**PROVIDED ENTRIES**.
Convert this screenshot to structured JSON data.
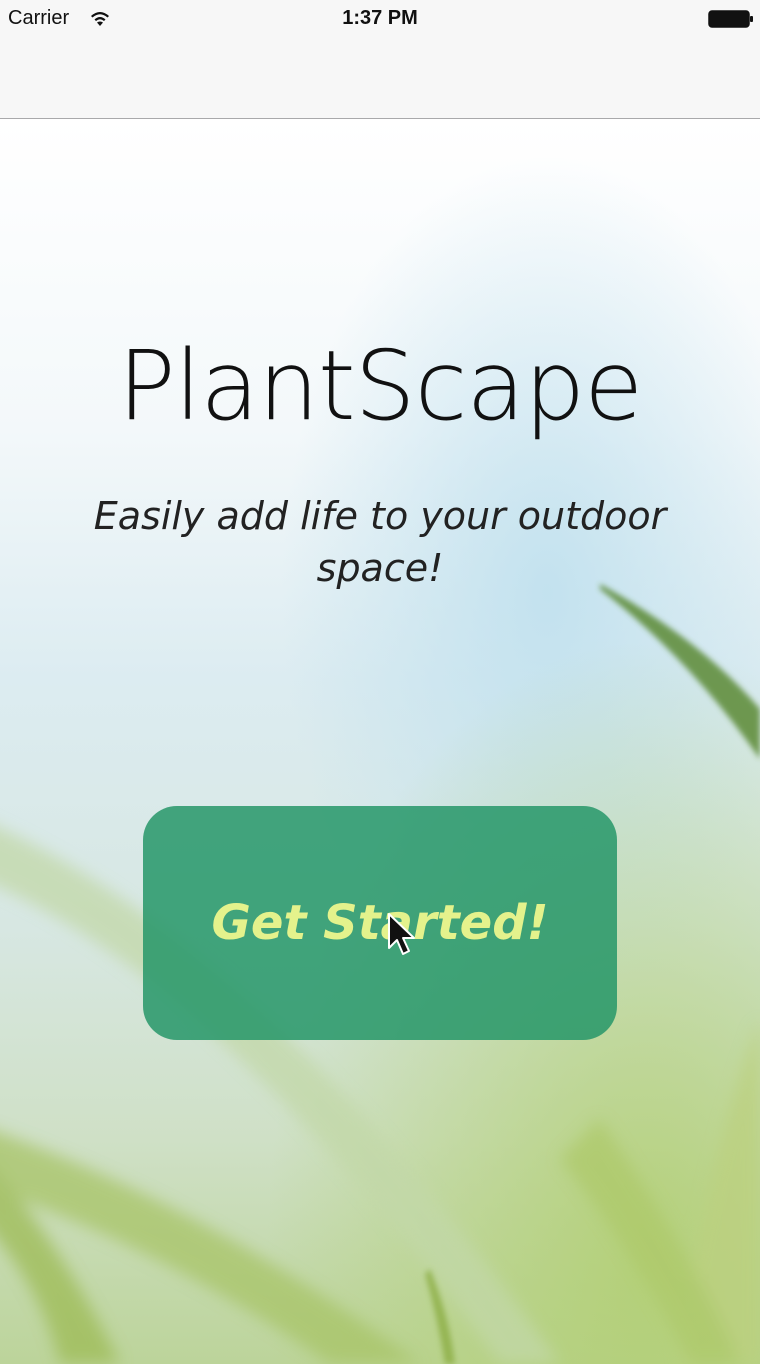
{
  "status_bar": {
    "carrier": "Carrier",
    "time": "1:37 PM",
    "wifi_icon": "wifi-icon",
    "battery_icon": "battery-icon"
  },
  "nav_bar": {
    "title": ""
  },
  "main": {
    "title": "PlantScape",
    "tagline": "Easily add life to your outdoor space!",
    "cta_label": "Get Started!"
  },
  "colors": {
    "cta_background": "#269669",
    "cta_text": "#e4f28c",
    "status_bar_bg": "#f7f7f7",
    "divider": "#a9a9ab"
  },
  "icons": {
    "cursor": "cursor-arrow-icon"
  }
}
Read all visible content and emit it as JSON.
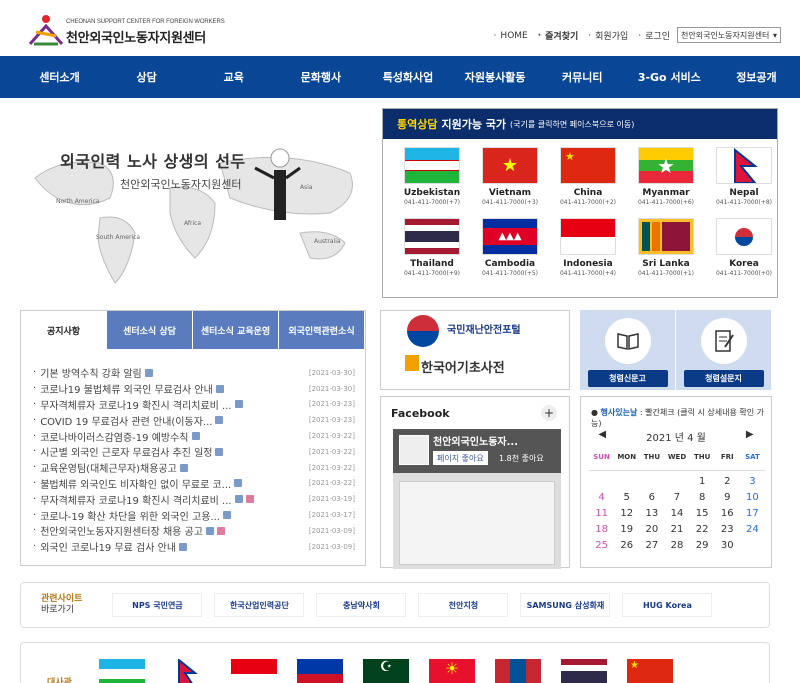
{
  "header": {
    "logo_sub": "CHEONAN SUPPORT CENTER FOR FOREIGN WORKERS",
    "logo_title": "천안외국인노동자지원센터",
    "links": [
      "HOME",
      "즐겨찾기",
      "회원가입",
      "로그인"
    ],
    "select_value": "천안외국인노동자지원센터"
  },
  "nav": [
    "센터소개",
    "상담",
    "교육",
    "문화행사",
    "특성화사업",
    "자원봉사활동",
    "커뮤니티",
    "3-Go 서비스",
    "정보공개"
  ],
  "banner": {
    "title": "외국인력 노사 상생의 선두",
    "subtitle": "천안외국인노동자지원센터",
    "continents": [
      "North America",
      "South America",
      "Africa",
      "Australia",
      "Asia"
    ]
  },
  "countries": {
    "title_hl": "통역상담",
    "title": "지원가능 국가",
    "note": "(국기를 클릭하면 페이스북으로 이동)",
    "items": [
      {
        "name": "Uzbekistan",
        "tel": "041-411-7000(+7)"
      },
      {
        "name": "Vietnam",
        "tel": "041-411-7000(+3)"
      },
      {
        "name": "China",
        "tel": "041-411-7000(+2)"
      },
      {
        "name": "Myanmar",
        "tel": "041-411-7000(+6)"
      },
      {
        "name": "Nepal",
        "tel": "041-411-7000(+8)"
      },
      {
        "name": "Thailand",
        "tel": "041-411-7000(+9)"
      },
      {
        "name": "Cambodia",
        "tel": "041-411-7000(+5)"
      },
      {
        "name": "Indonesia",
        "tel": "041-411-7000(+4)"
      },
      {
        "name": "Sri Lanka",
        "tel": "041-411-7000(+1)"
      },
      {
        "name": "Korea",
        "tel": "041-411-7000(+0)"
      }
    ]
  },
  "notice": {
    "tabs": [
      "공지사항",
      "센터소식 상담",
      "센터소식 교육운영",
      "외국인력관련소식"
    ],
    "rows": [
      {
        "title": "기본 방역수칙 강화 알림",
        "date": "[2021-03-30]",
        "badge": "n"
      },
      {
        "title": "코로나19 불법체류 외국인 무료검사 안내",
        "date": "[2021-03-30]",
        "badge": "n"
      },
      {
        "title": "무자격체류자 코로나19 확진시 격리치료비 ...",
        "date": "[2021-03-23]",
        "badge": "n"
      },
      {
        "title": "COVID 19 무료검사 관련 안내(이동자...",
        "date": "[2021-03-23]",
        "badge": "n"
      },
      {
        "title": "코로나바이러스감염증-19 예방수칙",
        "date": "[2021-03-22]",
        "badge": "n"
      },
      {
        "title": "시군별 외국인 근로자 무료검사 추진 일정",
        "date": "[2021-03-22]",
        "badge": "n"
      },
      {
        "title": "교육운영팀(대체근무자)채용공고",
        "date": "[2021-03-22]",
        "badge": "n"
      },
      {
        "title": "불법체류 외국인도 비자확인 없이 무료로 코...",
        "date": "[2021-03-22]",
        "badge": "n"
      },
      {
        "title": "무자격체류자 코로나19 확진시 격리치료비 ...",
        "date": "[2021-03-19]",
        "badge": "np"
      },
      {
        "title": "코로나-19 확산 차단을 위한 외국인 고용...",
        "date": "[2021-03-17]",
        "badge": "n"
      },
      {
        "title": "천안외국인노동자지원센터장 채용 공고",
        "date": "[2021-03-09]",
        "badge": "np"
      },
      {
        "title": "외국인 코로나19 무료 검사 안내",
        "date": "[2021-03-09]",
        "badge": "n"
      }
    ]
  },
  "disaster": {
    "name": "국민재난안전포털",
    "dict": "한국어기초사전"
  },
  "facebook": {
    "title": "Facebook",
    "page": "천안외국인노동자...",
    "like": "페이지 좋아요",
    "count": "1.8천 좋아요"
  },
  "quick": [
    "청렴신문고",
    "청렴설문지"
  ],
  "calendar": {
    "head_b": "행사있는날",
    "head": ": 빨간체크 (클릭 시 상세내용 확인 가능)",
    "month": "2021 년 4 월",
    "days": [
      "SUN",
      "MON",
      "THU",
      "WED",
      "THU",
      "FRI",
      "SAT"
    ],
    "dates": [
      "",
      "",
      "",
      "",
      "1",
      "2",
      "3",
      "4",
      "5",
      "6",
      "7",
      "8",
      "9",
      "10",
      "11",
      "12",
      "13",
      "14",
      "15",
      "16",
      "17",
      "18",
      "19",
      "20",
      "21",
      "22",
      "23",
      "24",
      "25",
      "26",
      "27",
      "28",
      "29",
      "30",
      ""
    ]
  },
  "related": {
    "title_a": "관련사이트",
    "title_b": "바로가기",
    "sites": [
      "NPS 국민연금",
      "한국산업인력공단",
      "충남약사회",
      "천안지청",
      "SAMSUNG 삼성화재",
      "HUG Korea"
    ]
  },
  "embassy": {
    "title": "대사관"
  },
  "colors": {
    "nav": "#0a4696",
    "panel_head": "#0c2d6b",
    "accent": "#ffd700"
  }
}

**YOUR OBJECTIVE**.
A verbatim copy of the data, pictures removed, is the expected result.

**RESULT BELOW**.
Convert this screenshot to structured JSON data.
{
  "status_bar": {
    "carrier": "Carrier",
    "time": "1:37 PM",
    "wifi_icon": "wifi-icon",
    "battery_icon": "battery-icon"
  },
  "nav_bar": {
    "title": ""
  },
  "main": {
    "title": "PlantScape",
    "tagline": "Easily add life to your outdoor space!",
    "cta_label": "Get Started!"
  },
  "colors": {
    "cta_background": "#269669",
    "cta_text": "#e4f28c",
    "status_bar_bg": "#f7f7f7",
    "divider": "#a9a9ab"
  },
  "icons": {
    "cursor": "cursor-arrow-icon"
  }
}
Read all visible content and emit it as JSON.
{
  "header": {
    "logo_sub": "CHEONAN SUPPORT CENTER FOR FOREIGN WORKERS",
    "logo_title": "천안외국인노동자지원센터",
    "links": [
      "HOME",
      "즐겨찾기",
      "회원가입",
      "로그인"
    ],
    "select_value": "천안외국인노동자지원센터"
  },
  "nav": [
    "센터소개",
    "상담",
    "교육",
    "문화행사",
    "특성화사업",
    "자원봉사활동",
    "커뮤니티",
    "3-Go 서비스",
    "정보공개"
  ],
  "banner": {
    "title": "외국인력 노사 상생의 선두",
    "subtitle": "천안외국인노동자지원센터",
    "continents": [
      "North America",
      "South America",
      "Africa",
      "Australia",
      "Asia"
    ]
  },
  "countries": {
    "title_hl": "통역상담",
    "title": "지원가능 국가",
    "note": "(국기를 클릭하면 페이스북으로 이동)",
    "items": [
      {
        "name": "Uzbekistan",
        "tel": "041-411-7000(+7)"
      },
      {
        "name": "Vietnam",
        "tel": "041-411-7000(+3)"
      },
      {
        "name": "China",
        "tel": "041-411-7000(+2)"
      },
      {
        "name": "Myanmar",
        "tel": "041-411-7000(+6)"
      },
      {
        "name": "Nepal",
        "tel": "041-411-7000(+8)"
      },
      {
        "name": "Thailand",
        "tel": "041-411-7000(+9)"
      },
      {
        "name": "Cambodia",
        "tel": "041-411-7000(+5)"
      },
      {
        "name": "Indonesia",
        "tel": "041-411-7000(+4)"
      },
      {
        "name": "Sri Lanka",
        "tel": "041-411-7000(+1)"
      },
      {
        "name": "Korea",
        "tel": "041-411-7000(+0)"
      }
    ]
  },
  "notice": {
    "tabs": [
      "공지사항",
      "센터소식 상담",
      "센터소식 교육운영",
      "외국인력관련소식"
    ],
    "rows": [
      {
        "title": "기본 방역수칙 강화 알림",
        "date": "[2021-03-30]",
        "badge": "n"
      },
      {
        "title": "코로나19 불법체류 외국인 무료검사 안내",
        "date": "[2021-03-30]",
        "badge": "n"
      },
      {
        "title": "무자격체류자 코로나19 확진시 격리치료비 ...",
        "date": "[2021-03-23]",
        "badge": "n"
      },
      {
        "title": "COVID 19 무료검사 관련 안내(이동자...",
        "date": "[2021-03-23]",
        "badge": "n"
      },
      {
        "title": "코로나바이러스감염증-19 예방수칙",
        "date": "[2021-03-22]",
        "badge": "n"
      },
      {
        "title": "시군별 외국인 근로자 무료검사 추진 일정",
        "date": "[2021-03-22]",
        "badge": "n"
      },
      {
        "title": "교육운영팀(대체근무자)채용공고",
        "date": "[2021-03-22]",
        "badge": "n"
      },
      {
        "title": "불법체류 외국인도 비자확인 없이 무료로 코...",
        "date": "[2021-03-22]",
        "badge": "n"
      },
      {
        "title": "무자격체류자 코로나19 확진시 격리치료비 ...",
        "date": "[2021-03-19]",
        "badge": "np"
      },
      {
        "title": "코로나-19 확산 차단을 위한 외국인 고용...",
        "date": "[2021-03-17]",
        "badge": "n"
      },
      {
        "title": "천안외국인노동자지원센터장 채용 공고",
        "date": "[2021-03-09]",
        "badge": "np"
      },
      {
        "title": "외국인 코로나19 무료 검사 안내",
        "date": "[2021-03-09]",
        "badge": "n"
      }
    ]
  },
  "disaster": {
    "name": "국민재난안전포털",
    "dict": "한국어기초사전"
  },
  "facebook": {
    "title": "Facebook",
    "page": "천안외국인노동자...",
    "like": "페이지 좋아요",
    "count": "1.8천 좋아요"
  },
  "quick": [
    "청렴신문고",
    "청렴설문지"
  ],
  "calendar": {
    "head_b": "행사있는날",
    "head": ": 빨간체크 (클릭 시 상세내용 확인 가능)",
    "month": "2021 년 4 월",
    "days": [
      "SUN",
      "MON",
      "THU",
      "WED",
      "THU",
      "FRI",
      "SAT"
    ],
    "dates": [
      "",
      "",
      "",
      "",
      "1",
      "2",
      "3",
      "4",
      "5",
      "6",
      "7",
      "8",
      "9",
      "10",
      "11",
      "12",
      "13",
      "14",
      "15",
      "16",
      "17",
      "18",
      "19",
      "20",
      "21",
      "22",
      "23",
      "24",
      "25",
      "26",
      "27",
      "28",
      "29",
      "30",
      ""
    ]
  },
  "related": {
    "title_a": "관련사이트",
    "title_b": "바로가기",
    "sites": [
      "NPS 국민연금",
      "한국산업인력공단",
      "충남약사회",
      "천안지청",
      "SAMSUNG 삼성화재",
      "HUG Korea"
    ]
  },
  "embassy": {
    "title": "대사관"
  },
  "colors": {
    "nav": "#0a4696",
    "panel_head": "#0c2d6b",
    "accent": "#ffd700"
  }
}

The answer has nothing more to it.